__Your assignment__:
Should a picture appear anywhere in the data, omit it and copy everything else exactly.

____

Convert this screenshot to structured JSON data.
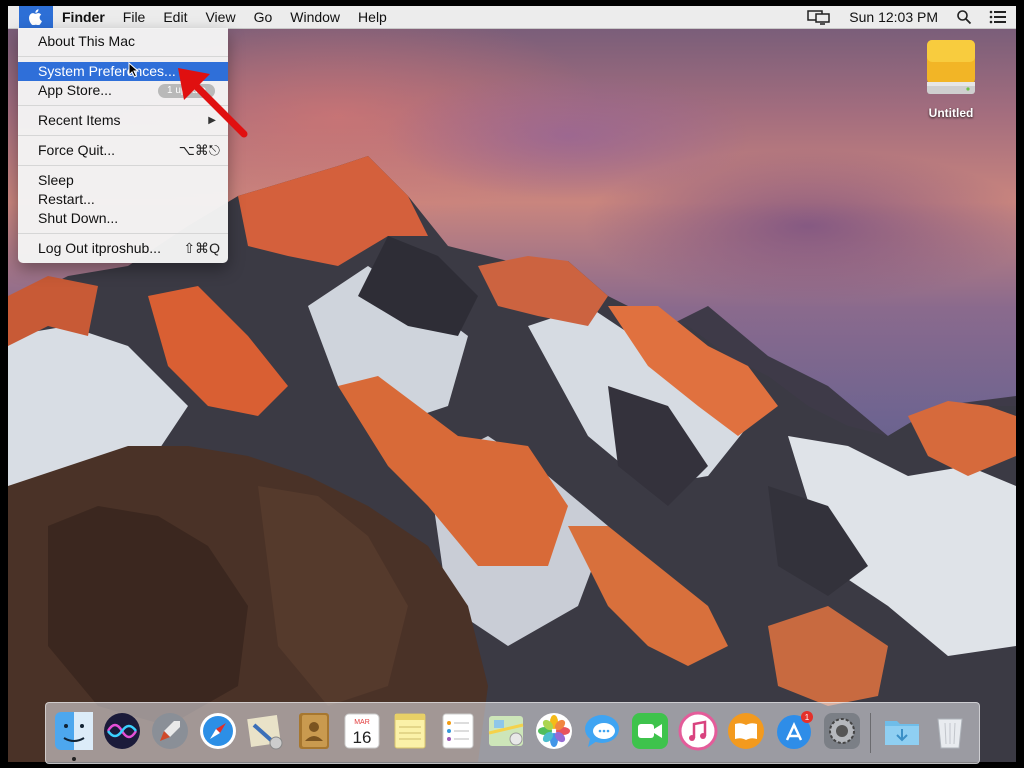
{
  "menubar": {
    "apple_icon": "apple-logo-icon",
    "app_name": "Finder",
    "menus": [
      "File",
      "Edit",
      "View",
      "Go",
      "Window",
      "Help"
    ],
    "clock": "Sun 12:03 PM",
    "status_icons": [
      "display-mirroring-icon",
      "spotlight-search-icon",
      "notification-center-icon"
    ]
  },
  "apple_menu": {
    "about": "About This Mac",
    "system_preferences": "System Preferences...",
    "app_store": "App Store...",
    "app_store_badge": "1 update",
    "recent_items": "Recent Items",
    "force_quit": "Force Quit...",
    "force_quit_shortcut": "⌥⌘⎋",
    "sleep": "Sleep",
    "restart": "Restart...",
    "shut_down": "Shut Down...",
    "log_out": "Log Out itproshub...",
    "log_out_shortcut": "⇧⌘Q"
  },
  "desktop": {
    "drive_label": "Untitled",
    "drive_icon": "external-drive-icon"
  },
  "dock": {
    "apps": [
      "finder-icon",
      "siri-icon",
      "launchpad-icon",
      "safari-icon",
      "mail-icon",
      "contacts-icon",
      "calendar-icon",
      "notes-icon",
      "reminders-icon",
      "maps-icon",
      "photos-icon",
      "messages-icon",
      "facetime-icon",
      "itunes-icon",
      "ibooks-icon",
      "app-store-icon",
      "system-preferences-icon",
      "downloads-folder-icon",
      "trash-icon"
    ],
    "calendar_month": "MAR",
    "calendar_day": "16",
    "app_store_badge": "1"
  },
  "colors": {
    "menu_highlight": "#2f6fd9",
    "annotation_arrow": "#e01010"
  }
}
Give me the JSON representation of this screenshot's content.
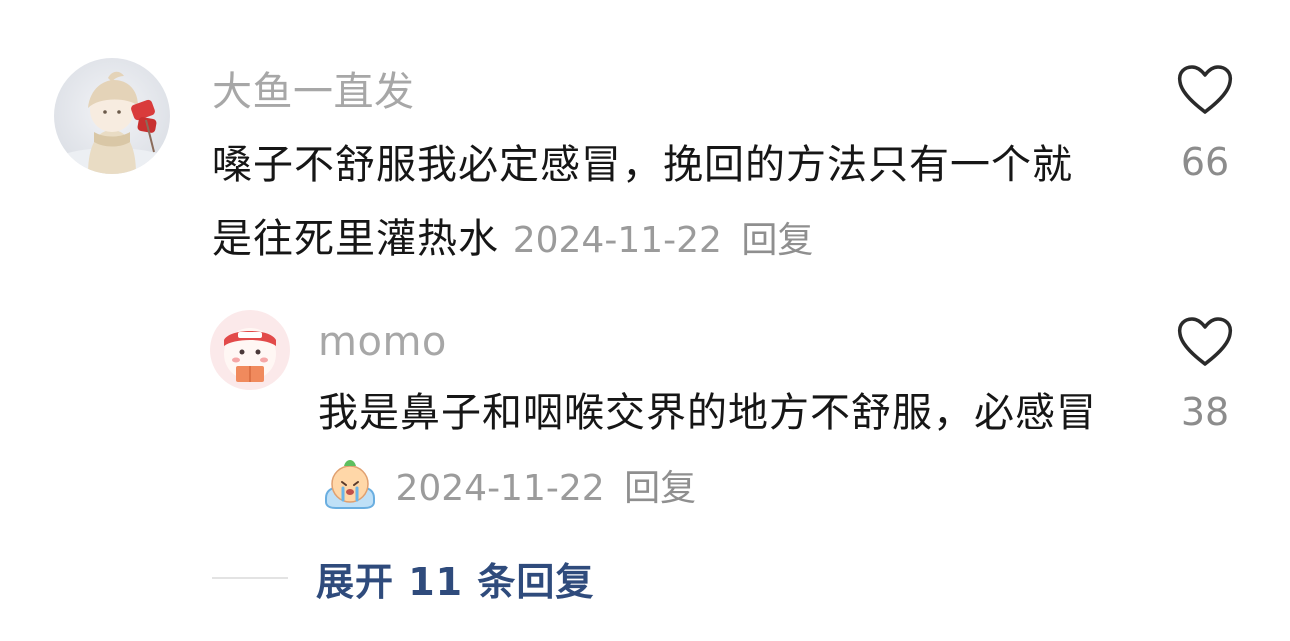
{
  "comments": [
    {
      "username": "大鱼一直发",
      "text": "嗓子不舒服我必定感冒，挽回的方法只有一个就是往死里灌热水",
      "date": "2024-11-22",
      "reply_label": "回复",
      "likes": "66"
    }
  ],
  "replies": [
    {
      "username": "momo",
      "text": "我是鼻子和咽喉交界的地方不舒服，必感冒",
      "emoji": "crying-emoji",
      "date": "2024-11-22",
      "reply_label": "回复",
      "likes": "38"
    }
  ],
  "expand_label": "展开 11 条回复",
  "colors": {
    "username": "#a7a7a7",
    "text": "#161616",
    "meta": "#9b9b9b",
    "expand": "#2f4b7c",
    "divider": "#e3e3e3"
  }
}
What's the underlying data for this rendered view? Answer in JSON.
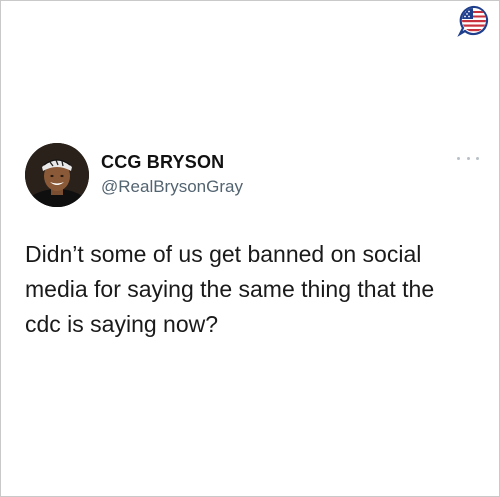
{
  "tweet": {
    "display_name": "CCG BRYSON",
    "handle": "@RealBrysonGray",
    "text": "Didn’t some of us get banned on social media for saying the same thing that the cdc is saying now?"
  },
  "icons": {
    "corner_logo": "american-flag-speech-bubble-icon",
    "more": "more-options-icon"
  },
  "colors": {
    "text": "#1a1a1a",
    "handle": "#536471",
    "flag_red": "#c8323c",
    "flag_blue": "#1f3f8c"
  }
}
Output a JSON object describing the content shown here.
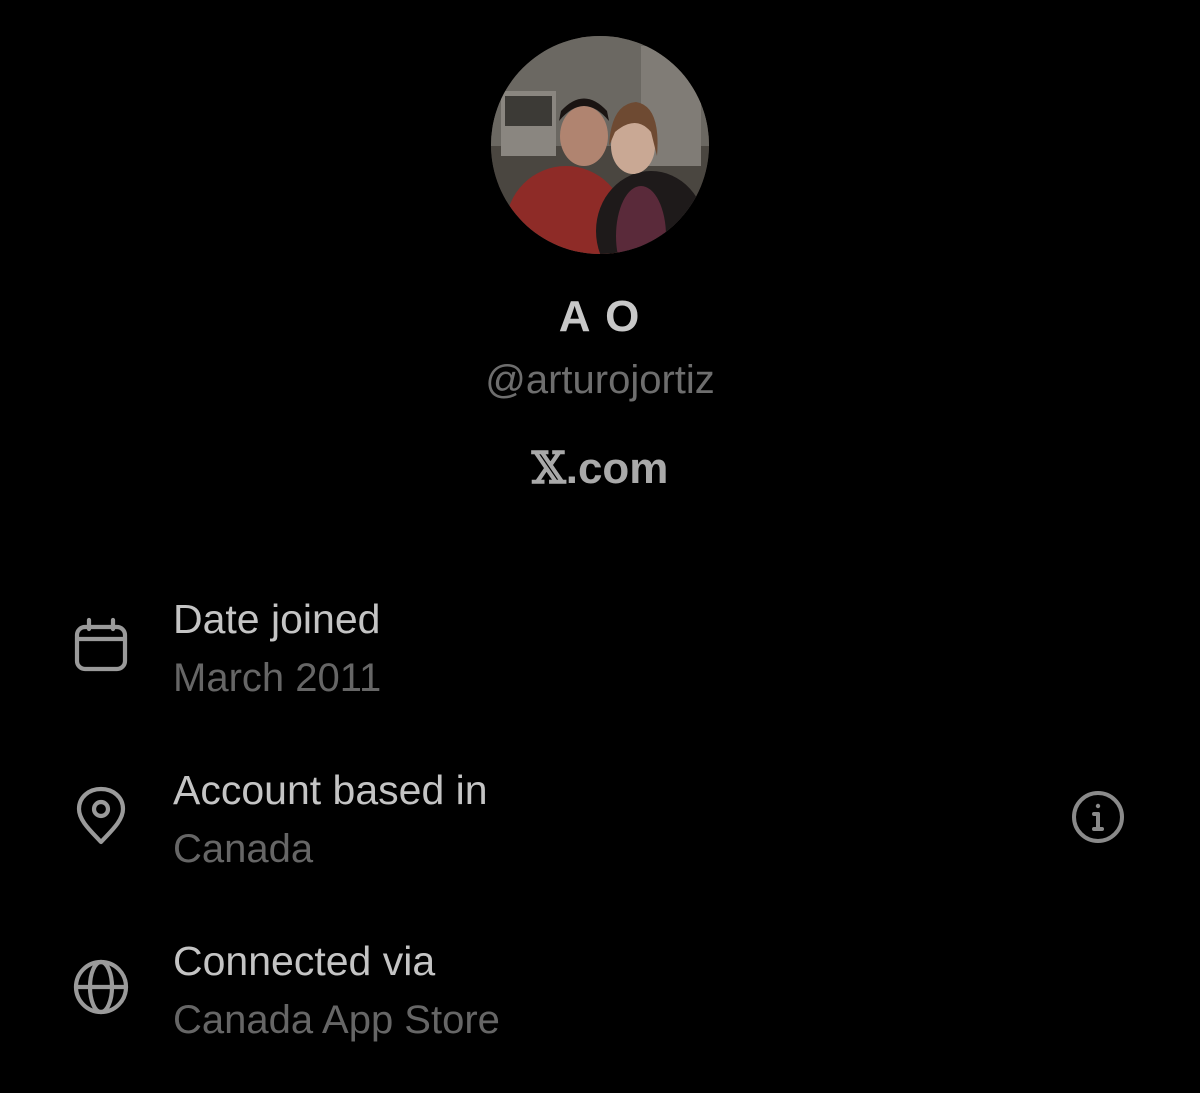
{
  "profile": {
    "avatar": "profile-photo",
    "display_name": "A O",
    "handle": "@arturojortiz",
    "brand_x": "𝕏",
    "brand_suffix": ".com"
  },
  "details": [
    {
      "icon": "calendar-icon",
      "title": "Date joined",
      "value": "March 2011"
    },
    {
      "icon": "location-pin-icon",
      "title": "Account based in",
      "value": "Canada",
      "action_icon": "info-icon"
    },
    {
      "icon": "globe-icon",
      "title": "Connected via",
      "value": "Canada App Store"
    }
  ],
  "colors": {
    "background": "#000000",
    "title_text": "#c4c4c4",
    "secondary_text": "#666666"
  }
}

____

__Result of the task__:
Convert this screenshot to structured JSON data.
{
  "menubar": {
    "apple_icon": "apple-logo-icon",
    "app_name": "Finder",
    "menus": [
      "File",
      "Edit",
      "View",
      "Go",
      "Window",
      "Help"
    ],
    "clock": "Sun 12:03 PM",
    "status_icons": [
      "display-mirroring-icon",
      "spotlight-search-icon",
      "notification-center-icon"
    ]
  },
  "apple_menu": {
    "about": "About This Mac",
    "system_preferences": "System Preferences...",
    "app_store": "App Store...",
    "app_store_badge": "1 update",
    "recent_items": "Recent Items",
    "force_quit": "Force Quit...",
    "force_quit_shortcut": "⌥⌘⎋",
    "sleep": "Sleep",
    "restart": "Restart...",
    "shut_down": "Shut Down...",
    "log_out": "Log Out itproshub...",
    "log_out_shortcut": "⇧⌘Q"
  },
  "desktop": {
    "drive_label": "Untitled",
    "drive_icon": "external-drive-icon"
  },
  "dock": {
    "apps": [
      "finder-icon",
      "siri-icon",
      "launchpad-icon",
      "safari-icon",
      "mail-icon",
      "contacts-icon",
      "calendar-icon",
      "notes-icon",
      "reminders-icon",
      "maps-icon",
      "photos-icon",
      "messages-icon",
      "facetime-icon",
      "itunes-icon",
      "ibooks-icon",
      "app-store-icon",
      "system-preferences-icon",
      "downloads-folder-icon",
      "trash-icon"
    ],
    "calendar_month": "MAR",
    "calendar_day": "16",
    "app_store_badge": "1"
  },
  "colors": {
    "menu_highlight": "#2f6fd9",
    "annotation_arrow": "#e01010"
  }
}
Give me the JSON representation of this screenshot's content.
{
  "comments": [
    {
      "username": "大鱼一直发",
      "text": "嗓子不舒服我必定感冒，挽回的方法只有一个就是往死里灌热水",
      "date": "2024-11-22",
      "reply_label": "回复",
      "likes": "66"
    }
  ],
  "replies": [
    {
      "username": "momo",
      "text": "我是鼻子和咽喉交界的地方不舒服，必感冒",
      "emoji": "crying-emoji",
      "date": "2024-11-22",
      "reply_label": "回复",
      "likes": "38"
    }
  ],
  "expand_label": "展开 11 条回复",
  "colors": {
    "username": "#a7a7a7",
    "text": "#161616",
    "meta": "#9b9b9b",
    "expand": "#2f4b7c",
    "divider": "#e3e3e3"
  }
}
What's the underlying data for this rendered view? Answer in JSON.
{
  "tweet": {
    "display_name": "CCG BRYSON",
    "handle": "@RealBrysonGray",
    "text": "Didn’t some of us get banned on social media for saying the same thing that the cdc is saying now?"
  },
  "icons": {
    "corner_logo": "american-flag-speech-bubble-icon",
    "more": "more-options-icon"
  },
  "colors": {
    "text": "#1a1a1a",
    "handle": "#536471",
    "flag_red": "#c8323c",
    "flag_blue": "#1f3f8c"
  }
}
Output a JSON object describing the content shown here.
{
  "profile": {
    "avatar": "profile-photo",
    "display_name": "A O",
    "handle": "@arturojortiz",
    "brand_x": "𝕏",
    "brand_suffix": ".com"
  },
  "details": [
    {
      "icon": "calendar-icon",
      "title": "Date joined",
      "value": "March 2011"
    },
    {
      "icon": "location-pin-icon",
      "title": "Account based in",
      "value": "Canada",
      "action_icon": "info-icon"
    },
    {
      "icon": "globe-icon",
      "title": "Connected via",
      "value": "Canada App Store"
    }
  ],
  "colors": {
    "background": "#000000",
    "title_text": "#c4c4c4",
    "secondary_text": "#666666"
  }
}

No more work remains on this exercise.